■ **The problem**:
This exercise calls for copying every line below that holds the word "烂柯野人".

[Saved entries]
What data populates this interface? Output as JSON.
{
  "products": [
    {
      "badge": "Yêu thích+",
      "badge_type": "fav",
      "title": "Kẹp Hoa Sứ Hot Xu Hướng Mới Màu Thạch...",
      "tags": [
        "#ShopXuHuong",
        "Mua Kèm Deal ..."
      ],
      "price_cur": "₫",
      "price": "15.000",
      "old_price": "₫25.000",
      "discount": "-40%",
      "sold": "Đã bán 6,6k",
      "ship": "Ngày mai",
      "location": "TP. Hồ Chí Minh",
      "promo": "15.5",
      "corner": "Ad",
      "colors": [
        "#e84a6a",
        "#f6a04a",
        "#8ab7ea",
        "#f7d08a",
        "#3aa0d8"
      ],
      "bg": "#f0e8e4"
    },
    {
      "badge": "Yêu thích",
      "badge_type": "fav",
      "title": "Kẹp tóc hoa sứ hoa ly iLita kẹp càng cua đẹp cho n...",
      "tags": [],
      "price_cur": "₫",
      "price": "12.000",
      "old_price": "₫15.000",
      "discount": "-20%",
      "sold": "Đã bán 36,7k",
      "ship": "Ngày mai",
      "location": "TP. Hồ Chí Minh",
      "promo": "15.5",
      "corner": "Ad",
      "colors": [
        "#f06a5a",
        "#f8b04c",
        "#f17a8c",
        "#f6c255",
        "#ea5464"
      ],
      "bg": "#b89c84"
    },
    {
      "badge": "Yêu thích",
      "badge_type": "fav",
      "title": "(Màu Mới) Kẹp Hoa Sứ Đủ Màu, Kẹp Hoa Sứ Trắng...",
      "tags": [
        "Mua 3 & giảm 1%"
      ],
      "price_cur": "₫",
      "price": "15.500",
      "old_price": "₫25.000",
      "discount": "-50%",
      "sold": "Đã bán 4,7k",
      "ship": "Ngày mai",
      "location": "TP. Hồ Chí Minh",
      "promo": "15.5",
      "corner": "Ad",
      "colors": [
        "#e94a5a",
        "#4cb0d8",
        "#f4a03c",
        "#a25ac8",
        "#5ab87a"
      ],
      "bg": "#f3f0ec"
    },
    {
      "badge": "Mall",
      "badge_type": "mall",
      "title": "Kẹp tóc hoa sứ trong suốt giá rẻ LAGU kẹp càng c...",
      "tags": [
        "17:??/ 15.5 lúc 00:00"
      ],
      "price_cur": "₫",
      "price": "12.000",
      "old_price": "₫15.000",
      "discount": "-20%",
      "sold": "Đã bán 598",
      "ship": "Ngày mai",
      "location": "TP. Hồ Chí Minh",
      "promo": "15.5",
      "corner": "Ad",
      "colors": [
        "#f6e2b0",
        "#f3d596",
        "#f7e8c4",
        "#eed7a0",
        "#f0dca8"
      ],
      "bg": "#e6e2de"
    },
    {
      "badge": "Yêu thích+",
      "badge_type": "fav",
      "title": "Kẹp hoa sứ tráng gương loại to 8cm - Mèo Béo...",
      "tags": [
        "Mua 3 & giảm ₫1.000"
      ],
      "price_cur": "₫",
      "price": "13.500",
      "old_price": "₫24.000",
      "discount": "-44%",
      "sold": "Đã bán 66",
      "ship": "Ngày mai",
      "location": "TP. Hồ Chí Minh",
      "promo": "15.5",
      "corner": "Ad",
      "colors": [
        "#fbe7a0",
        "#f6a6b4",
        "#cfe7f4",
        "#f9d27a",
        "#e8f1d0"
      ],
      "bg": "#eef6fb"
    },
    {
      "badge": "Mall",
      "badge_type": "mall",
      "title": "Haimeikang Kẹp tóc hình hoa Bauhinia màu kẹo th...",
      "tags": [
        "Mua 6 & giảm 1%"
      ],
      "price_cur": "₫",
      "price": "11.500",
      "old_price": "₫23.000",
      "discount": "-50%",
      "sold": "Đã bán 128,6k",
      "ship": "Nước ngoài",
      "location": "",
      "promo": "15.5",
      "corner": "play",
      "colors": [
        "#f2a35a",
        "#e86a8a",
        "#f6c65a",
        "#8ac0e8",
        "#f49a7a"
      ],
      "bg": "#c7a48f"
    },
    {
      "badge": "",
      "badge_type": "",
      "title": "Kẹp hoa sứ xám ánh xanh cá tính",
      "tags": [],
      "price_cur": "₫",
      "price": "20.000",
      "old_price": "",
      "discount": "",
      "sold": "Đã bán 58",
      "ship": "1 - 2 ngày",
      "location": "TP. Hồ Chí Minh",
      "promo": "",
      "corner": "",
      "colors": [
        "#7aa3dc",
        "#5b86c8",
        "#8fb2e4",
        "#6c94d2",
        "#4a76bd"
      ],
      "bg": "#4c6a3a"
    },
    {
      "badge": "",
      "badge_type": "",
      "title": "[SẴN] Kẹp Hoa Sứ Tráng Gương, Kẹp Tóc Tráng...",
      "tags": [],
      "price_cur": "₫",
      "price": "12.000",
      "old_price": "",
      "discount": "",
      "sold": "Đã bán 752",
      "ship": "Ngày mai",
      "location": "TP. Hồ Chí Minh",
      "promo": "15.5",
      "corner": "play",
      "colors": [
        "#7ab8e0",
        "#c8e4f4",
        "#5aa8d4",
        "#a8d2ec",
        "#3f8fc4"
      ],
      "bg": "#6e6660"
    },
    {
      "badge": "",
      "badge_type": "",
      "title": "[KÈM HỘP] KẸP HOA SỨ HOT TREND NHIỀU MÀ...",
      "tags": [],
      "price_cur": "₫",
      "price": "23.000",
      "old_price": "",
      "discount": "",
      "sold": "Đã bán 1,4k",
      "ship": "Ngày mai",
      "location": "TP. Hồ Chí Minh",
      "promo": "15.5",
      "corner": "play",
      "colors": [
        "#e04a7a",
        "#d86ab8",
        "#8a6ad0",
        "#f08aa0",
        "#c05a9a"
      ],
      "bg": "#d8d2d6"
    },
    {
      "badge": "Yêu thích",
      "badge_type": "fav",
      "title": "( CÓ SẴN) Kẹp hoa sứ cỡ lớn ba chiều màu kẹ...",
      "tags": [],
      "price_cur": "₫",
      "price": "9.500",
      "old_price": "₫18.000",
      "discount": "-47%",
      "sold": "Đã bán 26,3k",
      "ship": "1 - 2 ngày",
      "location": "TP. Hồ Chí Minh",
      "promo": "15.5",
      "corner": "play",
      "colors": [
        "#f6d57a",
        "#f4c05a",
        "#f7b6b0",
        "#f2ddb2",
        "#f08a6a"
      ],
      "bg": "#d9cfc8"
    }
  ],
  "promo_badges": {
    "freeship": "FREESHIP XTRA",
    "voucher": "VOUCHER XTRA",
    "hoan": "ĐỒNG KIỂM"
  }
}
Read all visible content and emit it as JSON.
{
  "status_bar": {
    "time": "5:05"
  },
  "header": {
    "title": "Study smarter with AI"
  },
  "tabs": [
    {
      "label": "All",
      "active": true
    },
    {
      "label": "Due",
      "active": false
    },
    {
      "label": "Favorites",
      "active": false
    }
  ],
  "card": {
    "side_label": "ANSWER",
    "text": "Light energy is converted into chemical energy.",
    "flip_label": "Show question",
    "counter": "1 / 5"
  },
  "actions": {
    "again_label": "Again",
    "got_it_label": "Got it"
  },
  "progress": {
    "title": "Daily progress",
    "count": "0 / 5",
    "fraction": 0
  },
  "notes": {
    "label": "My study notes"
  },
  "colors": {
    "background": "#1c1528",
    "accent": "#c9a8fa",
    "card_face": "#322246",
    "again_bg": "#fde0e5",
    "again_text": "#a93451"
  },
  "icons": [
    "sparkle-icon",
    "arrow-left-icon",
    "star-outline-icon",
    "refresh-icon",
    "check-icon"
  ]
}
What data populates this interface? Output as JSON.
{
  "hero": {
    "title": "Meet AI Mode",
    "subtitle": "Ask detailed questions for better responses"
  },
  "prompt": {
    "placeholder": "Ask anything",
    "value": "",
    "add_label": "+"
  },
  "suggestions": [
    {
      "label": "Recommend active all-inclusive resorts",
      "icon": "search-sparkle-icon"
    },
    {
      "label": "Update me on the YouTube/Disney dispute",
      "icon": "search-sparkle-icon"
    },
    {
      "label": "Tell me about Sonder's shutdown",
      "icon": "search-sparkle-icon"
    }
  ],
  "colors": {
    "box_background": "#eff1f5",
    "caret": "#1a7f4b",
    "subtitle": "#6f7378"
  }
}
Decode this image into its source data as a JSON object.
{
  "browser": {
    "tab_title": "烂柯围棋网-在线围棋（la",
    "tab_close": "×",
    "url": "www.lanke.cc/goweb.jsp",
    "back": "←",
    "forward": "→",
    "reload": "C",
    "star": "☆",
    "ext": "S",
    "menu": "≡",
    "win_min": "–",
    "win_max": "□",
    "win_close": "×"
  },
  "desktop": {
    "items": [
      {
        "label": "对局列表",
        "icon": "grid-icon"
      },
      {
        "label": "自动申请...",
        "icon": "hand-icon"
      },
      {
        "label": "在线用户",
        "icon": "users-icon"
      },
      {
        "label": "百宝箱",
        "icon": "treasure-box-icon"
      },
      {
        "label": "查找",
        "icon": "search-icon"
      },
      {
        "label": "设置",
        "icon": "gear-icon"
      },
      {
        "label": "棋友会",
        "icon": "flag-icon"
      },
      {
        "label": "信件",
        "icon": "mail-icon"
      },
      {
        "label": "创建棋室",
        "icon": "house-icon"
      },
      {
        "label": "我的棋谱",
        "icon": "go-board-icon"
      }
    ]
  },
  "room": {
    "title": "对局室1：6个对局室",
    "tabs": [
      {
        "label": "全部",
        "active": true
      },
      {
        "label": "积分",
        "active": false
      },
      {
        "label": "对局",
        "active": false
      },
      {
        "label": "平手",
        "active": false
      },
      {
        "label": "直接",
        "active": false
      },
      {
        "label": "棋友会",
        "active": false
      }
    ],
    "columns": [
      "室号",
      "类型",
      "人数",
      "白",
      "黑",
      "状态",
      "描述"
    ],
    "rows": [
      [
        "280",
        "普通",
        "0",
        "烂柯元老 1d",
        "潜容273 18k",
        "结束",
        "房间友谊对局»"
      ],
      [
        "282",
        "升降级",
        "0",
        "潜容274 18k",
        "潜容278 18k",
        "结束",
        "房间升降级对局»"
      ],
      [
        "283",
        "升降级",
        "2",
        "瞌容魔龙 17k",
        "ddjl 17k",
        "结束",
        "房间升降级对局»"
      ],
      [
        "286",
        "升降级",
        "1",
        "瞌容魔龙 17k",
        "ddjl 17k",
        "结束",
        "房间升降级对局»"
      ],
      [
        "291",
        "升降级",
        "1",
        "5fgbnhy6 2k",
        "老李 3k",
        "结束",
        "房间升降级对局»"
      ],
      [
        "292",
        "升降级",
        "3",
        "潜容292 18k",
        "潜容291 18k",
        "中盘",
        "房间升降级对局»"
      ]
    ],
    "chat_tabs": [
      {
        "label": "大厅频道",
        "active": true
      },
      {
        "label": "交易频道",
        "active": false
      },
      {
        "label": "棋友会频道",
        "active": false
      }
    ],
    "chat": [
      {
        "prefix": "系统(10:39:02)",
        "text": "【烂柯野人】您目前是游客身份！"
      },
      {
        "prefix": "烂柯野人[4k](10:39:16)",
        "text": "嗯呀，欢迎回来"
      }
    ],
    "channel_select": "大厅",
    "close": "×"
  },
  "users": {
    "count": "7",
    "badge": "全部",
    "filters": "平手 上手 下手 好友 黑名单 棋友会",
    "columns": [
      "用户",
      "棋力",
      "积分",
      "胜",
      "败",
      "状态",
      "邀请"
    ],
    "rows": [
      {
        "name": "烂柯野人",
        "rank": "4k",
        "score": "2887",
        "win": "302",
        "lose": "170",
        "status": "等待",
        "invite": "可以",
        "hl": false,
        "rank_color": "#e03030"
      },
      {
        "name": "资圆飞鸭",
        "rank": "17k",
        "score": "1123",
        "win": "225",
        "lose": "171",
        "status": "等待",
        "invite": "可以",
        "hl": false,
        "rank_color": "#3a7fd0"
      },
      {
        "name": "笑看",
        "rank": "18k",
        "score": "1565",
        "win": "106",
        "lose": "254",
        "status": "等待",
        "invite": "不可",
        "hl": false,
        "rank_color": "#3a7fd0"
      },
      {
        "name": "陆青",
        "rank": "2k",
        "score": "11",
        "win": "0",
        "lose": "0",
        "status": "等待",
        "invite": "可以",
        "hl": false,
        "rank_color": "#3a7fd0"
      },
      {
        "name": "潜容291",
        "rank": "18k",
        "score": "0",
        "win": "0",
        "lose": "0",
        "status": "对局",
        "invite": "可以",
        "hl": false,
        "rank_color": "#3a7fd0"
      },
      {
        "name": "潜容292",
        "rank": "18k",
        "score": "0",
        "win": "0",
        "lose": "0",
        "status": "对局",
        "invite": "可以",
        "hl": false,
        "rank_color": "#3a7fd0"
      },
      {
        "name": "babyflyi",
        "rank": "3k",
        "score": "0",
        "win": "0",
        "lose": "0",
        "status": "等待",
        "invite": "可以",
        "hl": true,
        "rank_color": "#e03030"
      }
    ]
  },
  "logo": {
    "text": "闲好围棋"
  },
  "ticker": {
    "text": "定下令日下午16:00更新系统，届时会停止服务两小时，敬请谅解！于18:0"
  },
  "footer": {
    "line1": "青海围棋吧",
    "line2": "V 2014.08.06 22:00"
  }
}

■ **Result**:
        "text": "【烂柯野人】您目前是游客身份！"
        "prefix": "烂柯野人[4k](10:39:16)",
        "name": "烂柯野人",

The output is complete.